__Prompt__.
Wherever the word "sunset" appears in a line of the data, that line should be copied.

○ ○ ○ ○ ○

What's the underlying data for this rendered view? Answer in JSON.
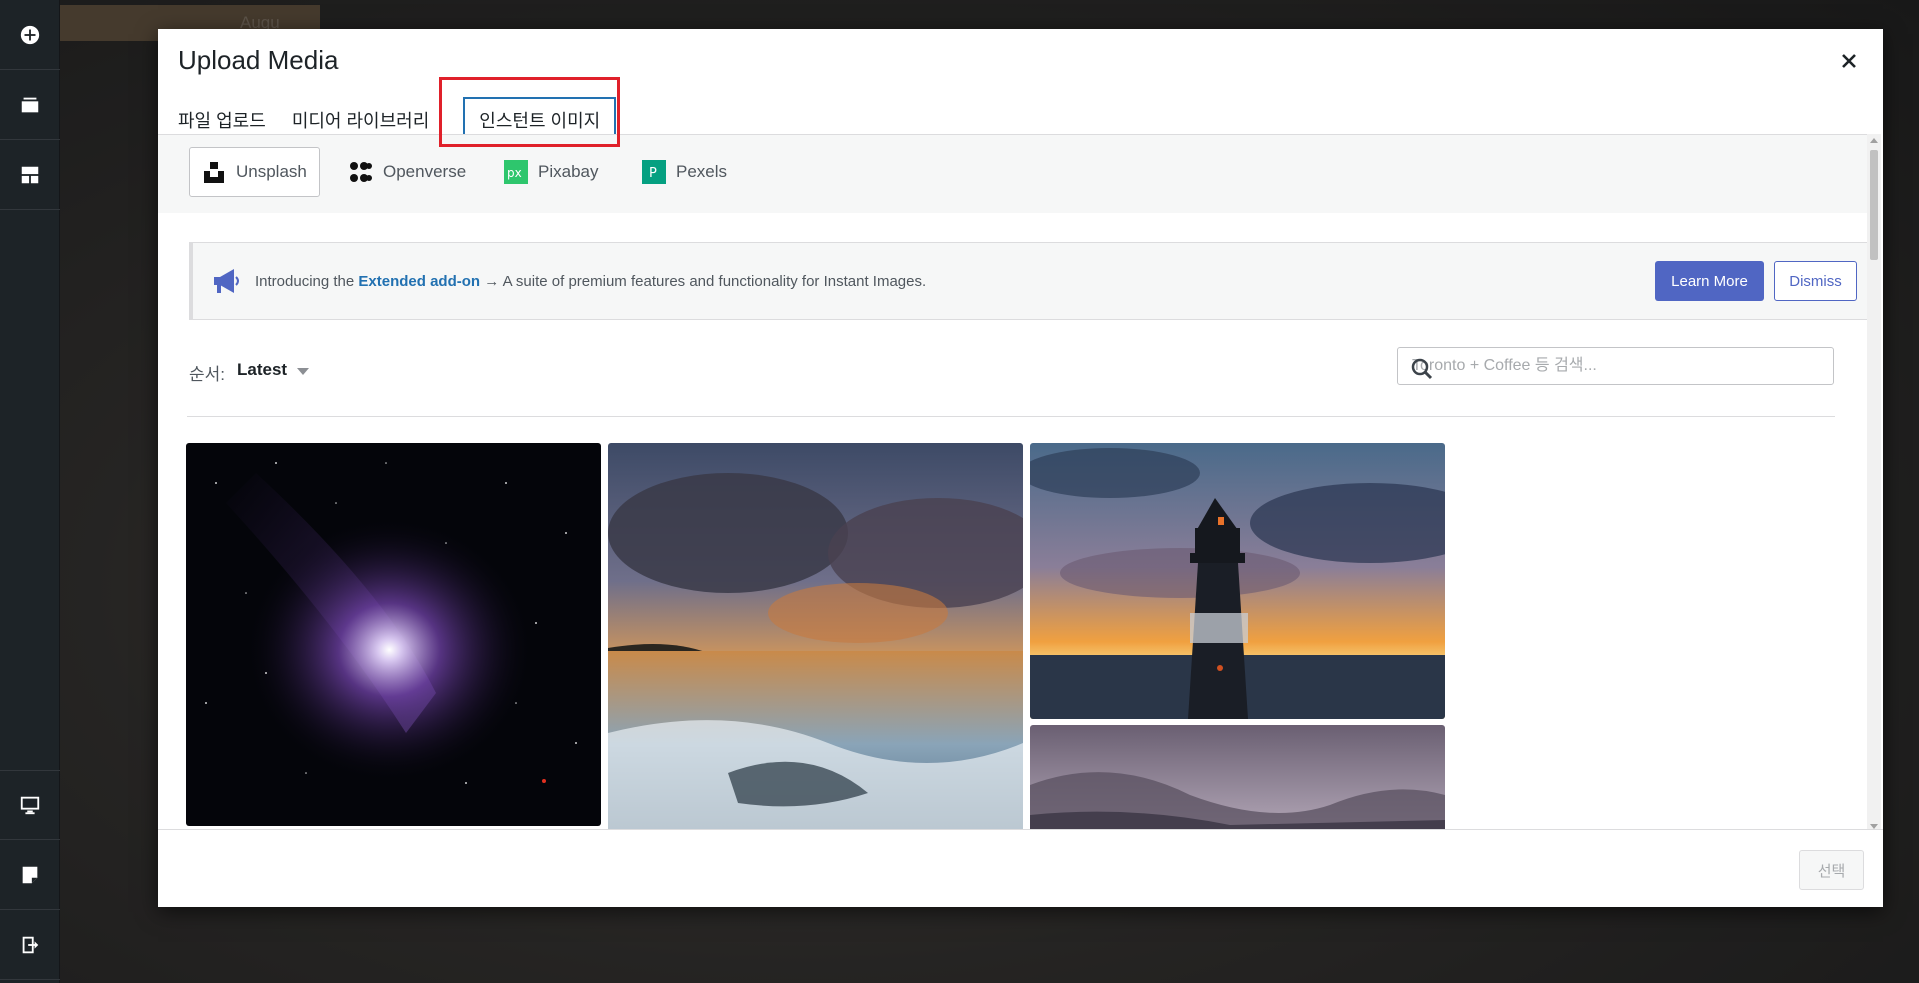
{
  "background": {
    "chip_text": "Augu"
  },
  "modal": {
    "title": "Upload Media",
    "close_label": "×",
    "tabs": [
      {
        "label": "파일 업로드",
        "active": false
      },
      {
        "label": "미디어 라이브러리",
        "active": false
      },
      {
        "label": "인스턴트 이미지",
        "active": true
      }
    ]
  },
  "providers": [
    {
      "name": "Unsplash",
      "icon": "unsplash-icon",
      "active": true
    },
    {
      "name": "Openverse",
      "icon": "openverse-icon",
      "active": false
    },
    {
      "name": "Pixabay",
      "icon": "pixabay-icon",
      "active": false
    },
    {
      "name": "Pexels",
      "icon": "pexels-icon",
      "active": false
    }
  ],
  "notice": {
    "prefix": "Introducing the ",
    "link": "Extended add-on",
    "suffix": " → A suite of premium features and functionality for Instant Images.",
    "learn_more": "Learn More",
    "dismiss": "Dismiss"
  },
  "sort": {
    "label": "순서:",
    "value": "Latest"
  },
  "search": {
    "placeholder": "Toronto + Coffee 등 검색..."
  },
  "photos": [
    {
      "subject": "comet in starry night sky"
    },
    {
      "subject": "ocean waves at sunset with clouds"
    },
    {
      "subject": "lighthouse silhouette at sunset"
    },
    {
      "subject": "misty mountain valley"
    }
  ],
  "footer": {
    "select_label": "선택"
  },
  "colors": {
    "accent": "#2271b1",
    "button_primary": "#5066c3",
    "highlight": "#e0202a",
    "sidebar": "#1d2327"
  }
}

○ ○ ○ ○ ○

__Output__.
      "subject": "ocean waves at sunset with clouds"
      "subject": "lighthouse silhouette at sunset"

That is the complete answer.